[Extracted records]
::::
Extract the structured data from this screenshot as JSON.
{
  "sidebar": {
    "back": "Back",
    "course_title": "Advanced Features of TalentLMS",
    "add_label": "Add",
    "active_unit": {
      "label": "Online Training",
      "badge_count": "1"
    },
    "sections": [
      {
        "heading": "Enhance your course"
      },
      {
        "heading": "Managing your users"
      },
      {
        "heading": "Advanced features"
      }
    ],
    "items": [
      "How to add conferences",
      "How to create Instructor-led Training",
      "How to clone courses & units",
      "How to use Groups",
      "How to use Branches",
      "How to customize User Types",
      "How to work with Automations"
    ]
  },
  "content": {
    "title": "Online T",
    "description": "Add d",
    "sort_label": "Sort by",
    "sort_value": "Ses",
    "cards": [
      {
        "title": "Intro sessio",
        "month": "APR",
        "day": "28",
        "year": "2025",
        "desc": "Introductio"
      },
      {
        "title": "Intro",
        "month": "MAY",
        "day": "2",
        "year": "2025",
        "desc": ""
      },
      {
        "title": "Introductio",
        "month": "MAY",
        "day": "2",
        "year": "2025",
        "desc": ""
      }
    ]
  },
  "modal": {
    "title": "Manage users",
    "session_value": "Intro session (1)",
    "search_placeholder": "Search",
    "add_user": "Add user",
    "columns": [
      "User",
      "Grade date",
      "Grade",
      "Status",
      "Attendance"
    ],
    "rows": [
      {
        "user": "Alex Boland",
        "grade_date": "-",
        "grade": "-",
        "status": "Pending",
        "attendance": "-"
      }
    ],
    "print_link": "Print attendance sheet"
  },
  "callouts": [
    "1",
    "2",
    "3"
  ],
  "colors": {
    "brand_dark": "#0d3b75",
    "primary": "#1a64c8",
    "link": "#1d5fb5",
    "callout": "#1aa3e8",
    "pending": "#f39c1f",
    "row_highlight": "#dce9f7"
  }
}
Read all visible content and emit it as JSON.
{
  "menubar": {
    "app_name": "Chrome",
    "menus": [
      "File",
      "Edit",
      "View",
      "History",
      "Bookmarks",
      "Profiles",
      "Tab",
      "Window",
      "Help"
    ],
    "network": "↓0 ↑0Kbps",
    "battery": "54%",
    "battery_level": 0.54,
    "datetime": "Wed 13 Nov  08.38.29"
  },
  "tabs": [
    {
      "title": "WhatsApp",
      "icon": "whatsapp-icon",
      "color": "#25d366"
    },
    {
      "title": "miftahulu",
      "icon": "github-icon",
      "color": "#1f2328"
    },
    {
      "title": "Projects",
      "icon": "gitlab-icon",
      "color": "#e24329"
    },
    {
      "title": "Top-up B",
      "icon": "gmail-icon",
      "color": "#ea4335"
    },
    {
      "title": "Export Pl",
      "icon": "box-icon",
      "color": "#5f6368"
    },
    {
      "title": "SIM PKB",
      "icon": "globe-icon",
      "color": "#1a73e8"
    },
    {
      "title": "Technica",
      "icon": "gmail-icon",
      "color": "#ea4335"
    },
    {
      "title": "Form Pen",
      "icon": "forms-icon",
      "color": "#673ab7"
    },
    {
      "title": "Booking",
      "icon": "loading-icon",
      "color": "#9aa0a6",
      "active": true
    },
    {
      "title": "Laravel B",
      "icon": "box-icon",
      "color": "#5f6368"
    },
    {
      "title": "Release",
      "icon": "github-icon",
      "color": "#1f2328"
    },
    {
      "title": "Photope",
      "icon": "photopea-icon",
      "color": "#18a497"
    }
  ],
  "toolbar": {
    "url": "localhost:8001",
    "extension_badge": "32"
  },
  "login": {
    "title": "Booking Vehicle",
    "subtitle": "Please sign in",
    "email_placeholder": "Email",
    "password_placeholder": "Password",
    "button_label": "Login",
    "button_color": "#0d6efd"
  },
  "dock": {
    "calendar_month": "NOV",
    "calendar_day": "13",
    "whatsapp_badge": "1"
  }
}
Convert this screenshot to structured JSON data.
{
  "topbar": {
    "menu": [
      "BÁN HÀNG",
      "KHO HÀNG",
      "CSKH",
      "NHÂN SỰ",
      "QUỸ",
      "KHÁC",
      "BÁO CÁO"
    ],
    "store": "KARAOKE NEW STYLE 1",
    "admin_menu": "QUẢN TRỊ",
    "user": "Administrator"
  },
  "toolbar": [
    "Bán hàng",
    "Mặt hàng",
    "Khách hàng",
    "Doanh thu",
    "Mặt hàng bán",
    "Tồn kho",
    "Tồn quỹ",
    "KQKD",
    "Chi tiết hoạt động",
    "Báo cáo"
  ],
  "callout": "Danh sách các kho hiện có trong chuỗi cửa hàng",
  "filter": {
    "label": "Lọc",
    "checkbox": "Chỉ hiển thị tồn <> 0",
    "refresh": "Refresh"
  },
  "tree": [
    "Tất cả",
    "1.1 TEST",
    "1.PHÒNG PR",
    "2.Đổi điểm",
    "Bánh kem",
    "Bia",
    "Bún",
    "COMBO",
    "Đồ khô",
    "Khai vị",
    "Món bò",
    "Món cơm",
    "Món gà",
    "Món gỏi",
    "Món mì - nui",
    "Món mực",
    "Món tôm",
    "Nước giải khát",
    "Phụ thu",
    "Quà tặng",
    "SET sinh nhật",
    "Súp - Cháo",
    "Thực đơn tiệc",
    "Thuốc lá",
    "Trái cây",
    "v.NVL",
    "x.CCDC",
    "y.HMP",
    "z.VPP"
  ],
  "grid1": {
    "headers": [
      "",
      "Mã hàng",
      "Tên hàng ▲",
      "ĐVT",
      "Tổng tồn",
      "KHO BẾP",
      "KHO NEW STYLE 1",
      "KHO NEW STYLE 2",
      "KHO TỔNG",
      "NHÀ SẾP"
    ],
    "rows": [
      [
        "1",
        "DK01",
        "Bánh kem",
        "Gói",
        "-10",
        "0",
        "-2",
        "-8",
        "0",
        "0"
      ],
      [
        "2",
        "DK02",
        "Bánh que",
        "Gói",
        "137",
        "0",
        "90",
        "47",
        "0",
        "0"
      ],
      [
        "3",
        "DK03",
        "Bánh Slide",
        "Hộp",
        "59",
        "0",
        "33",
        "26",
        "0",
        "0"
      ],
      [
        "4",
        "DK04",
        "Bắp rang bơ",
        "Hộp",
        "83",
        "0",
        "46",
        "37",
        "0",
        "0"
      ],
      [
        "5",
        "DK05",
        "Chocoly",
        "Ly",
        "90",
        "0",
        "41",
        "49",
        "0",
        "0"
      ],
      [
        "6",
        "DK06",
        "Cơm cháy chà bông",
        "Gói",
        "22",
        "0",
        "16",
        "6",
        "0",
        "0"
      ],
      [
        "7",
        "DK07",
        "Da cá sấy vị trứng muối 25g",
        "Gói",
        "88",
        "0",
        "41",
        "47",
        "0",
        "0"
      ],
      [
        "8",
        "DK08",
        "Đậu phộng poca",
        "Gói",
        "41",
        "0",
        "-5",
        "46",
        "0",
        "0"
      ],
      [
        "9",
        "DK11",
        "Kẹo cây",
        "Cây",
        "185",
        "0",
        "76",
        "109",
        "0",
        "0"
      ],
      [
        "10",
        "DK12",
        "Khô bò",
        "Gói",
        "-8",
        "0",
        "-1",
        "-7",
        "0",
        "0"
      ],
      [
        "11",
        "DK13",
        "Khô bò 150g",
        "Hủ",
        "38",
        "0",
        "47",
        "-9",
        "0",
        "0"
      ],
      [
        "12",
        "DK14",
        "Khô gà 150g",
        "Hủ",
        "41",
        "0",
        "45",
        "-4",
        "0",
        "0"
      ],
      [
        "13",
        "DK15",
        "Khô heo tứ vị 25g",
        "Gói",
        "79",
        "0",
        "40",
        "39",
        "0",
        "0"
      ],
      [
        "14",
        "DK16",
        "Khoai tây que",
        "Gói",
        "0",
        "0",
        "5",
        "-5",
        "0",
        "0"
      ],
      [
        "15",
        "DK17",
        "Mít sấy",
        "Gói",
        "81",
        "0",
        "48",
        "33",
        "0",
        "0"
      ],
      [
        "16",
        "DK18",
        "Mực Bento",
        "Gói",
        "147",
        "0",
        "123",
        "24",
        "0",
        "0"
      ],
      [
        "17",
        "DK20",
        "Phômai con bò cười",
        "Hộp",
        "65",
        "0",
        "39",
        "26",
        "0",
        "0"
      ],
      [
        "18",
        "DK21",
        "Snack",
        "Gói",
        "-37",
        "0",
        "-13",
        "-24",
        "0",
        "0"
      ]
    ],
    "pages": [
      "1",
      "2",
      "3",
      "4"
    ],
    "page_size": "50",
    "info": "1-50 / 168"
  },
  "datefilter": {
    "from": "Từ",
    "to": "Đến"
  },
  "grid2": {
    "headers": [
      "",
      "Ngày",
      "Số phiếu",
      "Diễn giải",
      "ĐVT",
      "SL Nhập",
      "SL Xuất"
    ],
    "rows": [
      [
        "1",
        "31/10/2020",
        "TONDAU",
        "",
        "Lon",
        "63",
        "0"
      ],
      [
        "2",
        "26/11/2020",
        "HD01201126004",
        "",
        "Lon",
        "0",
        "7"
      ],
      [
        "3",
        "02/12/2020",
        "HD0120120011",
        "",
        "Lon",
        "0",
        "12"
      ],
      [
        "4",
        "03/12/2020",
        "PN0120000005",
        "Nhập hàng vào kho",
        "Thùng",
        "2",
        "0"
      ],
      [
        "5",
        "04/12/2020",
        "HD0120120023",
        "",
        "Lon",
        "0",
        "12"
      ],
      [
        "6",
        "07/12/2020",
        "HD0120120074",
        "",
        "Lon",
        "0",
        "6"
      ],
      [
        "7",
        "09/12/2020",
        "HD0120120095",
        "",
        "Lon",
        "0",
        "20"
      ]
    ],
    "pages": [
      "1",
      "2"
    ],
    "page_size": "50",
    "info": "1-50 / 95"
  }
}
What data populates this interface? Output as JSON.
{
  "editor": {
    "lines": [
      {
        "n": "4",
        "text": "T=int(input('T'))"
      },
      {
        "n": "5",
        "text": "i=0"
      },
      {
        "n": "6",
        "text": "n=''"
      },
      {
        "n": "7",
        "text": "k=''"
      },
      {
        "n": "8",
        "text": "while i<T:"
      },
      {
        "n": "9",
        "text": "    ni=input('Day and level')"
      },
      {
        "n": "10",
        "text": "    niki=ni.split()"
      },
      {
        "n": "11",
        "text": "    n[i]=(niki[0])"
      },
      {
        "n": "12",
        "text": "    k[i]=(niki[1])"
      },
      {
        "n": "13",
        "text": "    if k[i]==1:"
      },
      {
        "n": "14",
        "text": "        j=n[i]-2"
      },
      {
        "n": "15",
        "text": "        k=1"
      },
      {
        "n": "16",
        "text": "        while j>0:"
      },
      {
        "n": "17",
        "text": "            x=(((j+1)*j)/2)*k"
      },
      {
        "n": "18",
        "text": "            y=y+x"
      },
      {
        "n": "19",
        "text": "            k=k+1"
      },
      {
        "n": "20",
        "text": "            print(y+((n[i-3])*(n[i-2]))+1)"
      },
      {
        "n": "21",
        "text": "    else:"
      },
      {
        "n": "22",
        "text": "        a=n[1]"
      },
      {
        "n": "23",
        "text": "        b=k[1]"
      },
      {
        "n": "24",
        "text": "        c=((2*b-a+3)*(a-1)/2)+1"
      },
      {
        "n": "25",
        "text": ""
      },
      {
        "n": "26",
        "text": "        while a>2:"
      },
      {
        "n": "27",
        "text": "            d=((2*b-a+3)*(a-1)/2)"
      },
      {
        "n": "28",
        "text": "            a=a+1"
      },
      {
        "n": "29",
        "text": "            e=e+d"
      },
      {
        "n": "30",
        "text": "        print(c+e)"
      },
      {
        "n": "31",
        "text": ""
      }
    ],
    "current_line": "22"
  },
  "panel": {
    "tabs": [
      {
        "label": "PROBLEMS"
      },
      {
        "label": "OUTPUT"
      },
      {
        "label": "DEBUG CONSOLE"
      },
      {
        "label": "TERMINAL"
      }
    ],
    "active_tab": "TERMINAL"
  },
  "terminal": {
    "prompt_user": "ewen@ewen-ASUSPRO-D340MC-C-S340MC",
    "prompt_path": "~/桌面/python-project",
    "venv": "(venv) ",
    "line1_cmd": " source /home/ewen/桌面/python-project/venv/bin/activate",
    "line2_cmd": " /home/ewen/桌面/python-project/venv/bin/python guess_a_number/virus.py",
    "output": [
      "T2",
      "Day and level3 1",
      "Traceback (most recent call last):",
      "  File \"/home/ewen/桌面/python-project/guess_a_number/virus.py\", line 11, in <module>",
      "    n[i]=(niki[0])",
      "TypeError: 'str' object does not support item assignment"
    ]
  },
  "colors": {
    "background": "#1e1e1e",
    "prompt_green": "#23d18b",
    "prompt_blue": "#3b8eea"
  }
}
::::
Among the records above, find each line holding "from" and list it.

* _Result_
Extract the structured data from this screenshot as JSON.
    "from": "Từ",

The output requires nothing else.